### Task prompt
Could you please find each line in the records that contains the word "name" and copy it?

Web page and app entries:

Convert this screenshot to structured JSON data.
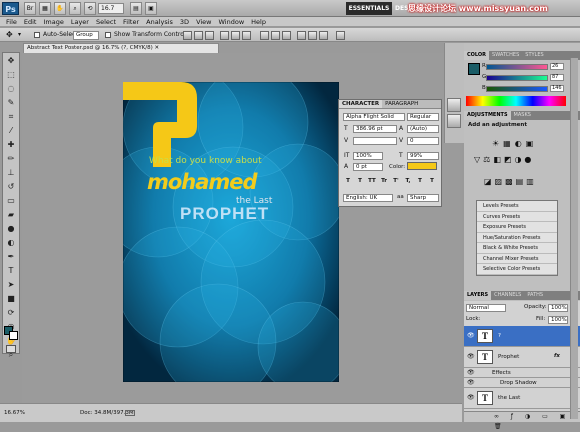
{
  "titlebar": {
    "logo": "Ps",
    "zoom": "16.7",
    "essentials": "ESSENTIALS",
    "design": "DES",
    "watermark": "思缘设计论坛 www.missyuan.com"
  },
  "menu": [
    "File",
    "Edit",
    "Image",
    "Layer",
    "Select",
    "Filter",
    "Analysis",
    "3D",
    "View",
    "Window",
    "Help"
  ],
  "options": {
    "auto_select": "Auto-Select:",
    "auto_select_value": "Group",
    "show_transform": "Show Transform Controls"
  },
  "document": {
    "tab_title": "Abstract Text Poster.psd @ 16.7% (?, CMYK/8) ✕",
    "zoom_status": "16.67%",
    "doc_size": "Doc: 34.8M/397.3M"
  },
  "poster": {
    "line1": "What do you know about",
    "name": "mohamed",
    "the_last": "the Last",
    "prophet": "PROPHET",
    "question_mark_color": "#f5c817"
  },
  "character_panel": {
    "tabs": [
      "CHARACTER",
      "PARAGRAPH"
    ],
    "font_family": "Alpha Flight Solid",
    "font_style": "Regular",
    "font_size": "386.96 pt",
    "leading": "(Auto)",
    "kerning": "",
    "tracking": "0",
    "vscale": "100%",
    "hscale": "99%",
    "baseline": "0 pt",
    "color_label": "Color:",
    "type_buttons": [
      "T",
      "T",
      "TT",
      "Tr",
      "T'",
      "T,",
      "T",
      "T"
    ],
    "language": "English: UK",
    "antialias": "Sharp",
    "antialias_prefix": "aa"
  },
  "color_panel": {
    "tabs": [
      "COLOR",
      "SWATCHES",
      "STYLES"
    ],
    "r": "26",
    "g": "87",
    "b": "146",
    "r_label": "R",
    "g_label": "G",
    "b_label": "B"
  },
  "adjustments": {
    "tabs": [
      "ADJUSTMENTS",
      "MASKS"
    ],
    "heading": "Add an adjustment",
    "presets": [
      "Levels Presets",
      "Curves Presets",
      "Exposure Presets",
      "Hue/Saturation Presets",
      "Black & White Presets",
      "Channel Mixer Presets",
      "Selective Color Presets"
    ]
  },
  "layers": {
    "tabs": [
      "LAYERS",
      "CHANNELS",
      "PATHS"
    ],
    "blend_mode": "Normal",
    "opacity_label": "Opacity:",
    "opacity": "100%",
    "fill_label": "Fill:",
    "fill": "100%",
    "lock_label": "Lock:",
    "rows": [
      {
        "name": "?",
        "fx": ""
      },
      {
        "name": "Prophet",
        "fx": "fx"
      },
      {
        "name": "Effects",
        "fx": ""
      },
      {
        "name": "Drop Shadow",
        "fx": ""
      },
      {
        "name": "the Last",
        "fx": ""
      }
    ],
    "thumb_glyph": "T"
  },
  "colors": {
    "accent_blue": "#3a6fc4",
    "yellow": "#f5c817",
    "canvas_bg": "#9b9b9b"
  }
}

### Task response
    "name": "mohamed",
        "name": "?",
        "name": "Prophet",
        "name": "Effects",
        "name": "Drop Shadow",
        "name": "the Last",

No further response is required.